Pompallier house is named after Jean Baptiste Pompallier (1802–1871), the first Catholic vicar apostolic and bishop to visit and be located in New Zealand (arrived 1838); first Catholic Bishop of Auckland (1848–1868).

  • Stephen

Stephen House is named after Brother Stephen Coll FMS, a well known former teacher and Marist Brother at the college.

There is also a seventh 'House', Leonard House, named after Brother Leonard Tobin FMS, which is home to the Senior Boarding students in the College Hostel.

Boarding Hostel[edit]

The Boarding Hostel is home to roughly 160-170 boarders from all over New Zealand and from overseas.

Notable alumni[edit]

The official alumni group is the Sacred Heart College Old Boys Association. Some of these well-known men include:

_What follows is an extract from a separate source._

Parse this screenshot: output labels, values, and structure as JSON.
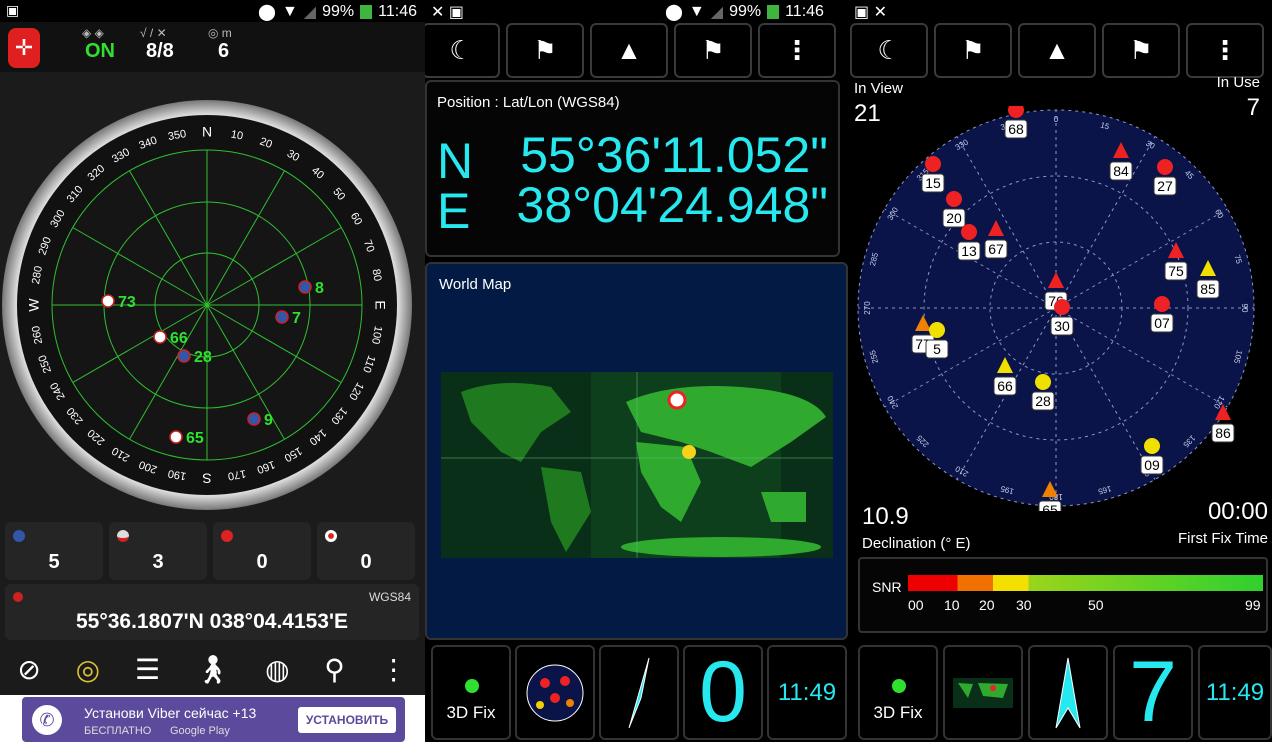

Public service[edit]

The Arts[edit]

Broadcasting[edit]

Religion[edit]

Sport[edit]

Notes[edit]

References/Sources[edit]

  • A.G Butchers, Young New Zealand, Coulls Somerville Wilkie Ltd, Dunedin, 1929.
  • Zealandia, 1939-1989.
  • Pat Gallager, The Marist Brothers in New Zealand Fiji & Samoa 1876-1976, New Zealand Marist Brothers' Trust Board, Tuakau, 1976.
  • E.R. Simmons, In Cruce Salus, A History of the Diocese of Auckland 1848 - 1980, Catholic Publication Centre, Auckland 1982.
  • Thomas J. Ryder, Following all Your Ways, Lord - Recollections of Fr Thomas J. Ryder (transcribed and compiled by Margaret Paton) (Privately published, no date - perhaps early 1990s).
  • Tony Waters, Confortare, A History of Sacred Heart College, Auckland 1903 - 2003: a Marist Brothers secondary school, Sacred Heart College, Auckland, 2003.
  • Nicholas Reid, The Life and Work of Reginald John Delargey Cardinal, Catholic Diocese of Auckland/Pindar, Auckland, 2008.

See also[edit]

External links[edit]